"A delightfully fuzzy-headed raconteur."
Communication Art Magazine
Robert Meganck is Professor of illustration, graphic design and digital imaging, Chair of the Department of Communication Arts at Virginia Commonwealth University, and a freelance illustrator. He received a Bachelor of Fine Arts degree from the Center for Creative Studies in Detroit, Michigan and a Master of Fine Arts degree from Cranbrook Academy of Art in Bloomfield Hills, Michigan. He is currently in his 34th year at VCU.
Robert has received over 300 regional, national and international awards for his research and professional practice in illustration and graphic design, and been recognized for excellence by such organizations as The Society of Illustrators New York, The Society of Illustrators Los Angeles, American Illustration and The Illustrators Club of Washington DC, Maryland and Virginia. His work has been included in a variety of national reviews including Communication Arts Magazine’s Illustration and Design Annuals, American Illustration Annuals, Print Magazine’s Regional Design Annuals, The Society of Illustrators Annuals, and 3x3 The Magazine of Contemporary Illustration.

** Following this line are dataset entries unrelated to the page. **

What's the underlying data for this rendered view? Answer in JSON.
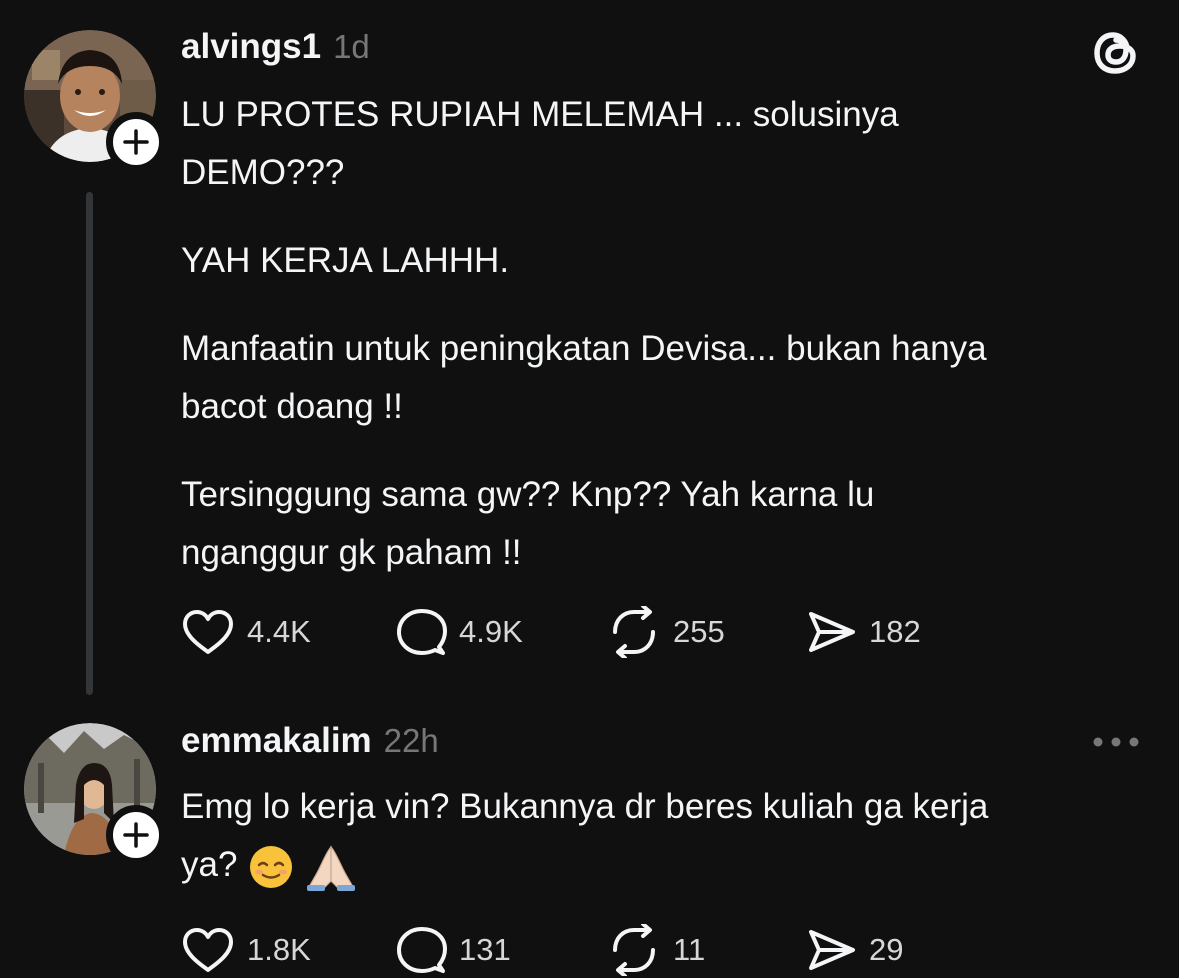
{
  "posts": [
    {
      "username": "alvings1",
      "time": "1d",
      "paragraphs": [
        [
          "LU PROTES RUPIAH MELEMAH ... solusinya",
          "DEMO???"
        ],
        [
          "YAH KERJA LAHHH."
        ],
        [
          "Manfaatin untuk peningkatan Devisa... bukan hanya",
          "bacot doang !!"
        ],
        [
          "Tersinggung sama gw?? Knp?? Yah karna lu",
          "nganggur gk paham !!"
        ]
      ],
      "actions": {
        "likes": "4.4K",
        "replies": "4.9K",
        "reposts": "255",
        "shares": "182"
      },
      "icons": {
        "avatar": "user-avatar-alvings1",
        "follow": "plus-icon",
        "brand": "threads-logo-icon"
      }
    },
    {
      "username": "emmakalim",
      "time": "22h",
      "paragraphs": [
        [
          "Emg lo kerja vin? Bukannya dr beres kuliah ga kerja",
          "ya?"
        ]
      ],
      "emojis": [
        "relieved-face-emoji",
        "folded-hands-emoji"
      ],
      "actions": {
        "likes": "1.8K",
        "replies": "131",
        "reposts": "11",
        "shares": "29"
      },
      "icons": {
        "avatar": "user-avatar-emmakalim",
        "follow": "plus-icon",
        "menu": "more-options-icon"
      }
    }
  ],
  "colors": {
    "background": "#101010",
    "text": "#f3f5f7",
    "muted": "#777777",
    "thread_line": "#333638"
  }
}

His Clients include: The Washington Post, The Progressive, U.S. News and World Report, The New Republic, The Boston Globe, The Washington City Paper, Governing Magazine, Newsweek International, Prentice Hall, and The Harvard Business Review. His digital work has been the subject of feature articles in Design, the Society of News Design’s Quarterly Journal, e-Design magazine, and Computer Art magazine.
Style Weekly (September 5, 2007) named Robert Meganck one of Richmond’s top 25 most influential artists.
Illustration is simply drawing with a point.
Drawing is linear mark making. Drawing is a way of understanding the world. It is a way to record our ideas. Drawing differs from illustration and painting in that it is personal. Where it is hoped that an illustration or painting is published or exhibited, drawing (for the most part) is preliminary and internal. I illustrate to communicate an idea to an audience, but I draw for me. I may draw the figure, a building or a still life as an observational exercise. It differs from photography because I can take a picture and still remain relatively objective, I can take a photograph of a scene without really seeing it, but drawing is completely subjective. Every stroke is a conscious decision. Illustration is simply drawing with a point – a point of view. You can doodle abstract lines on paper and identify it as a drawing, but if those same lines are drawn as a map for the purpose of giving someone directions, it is an illustration.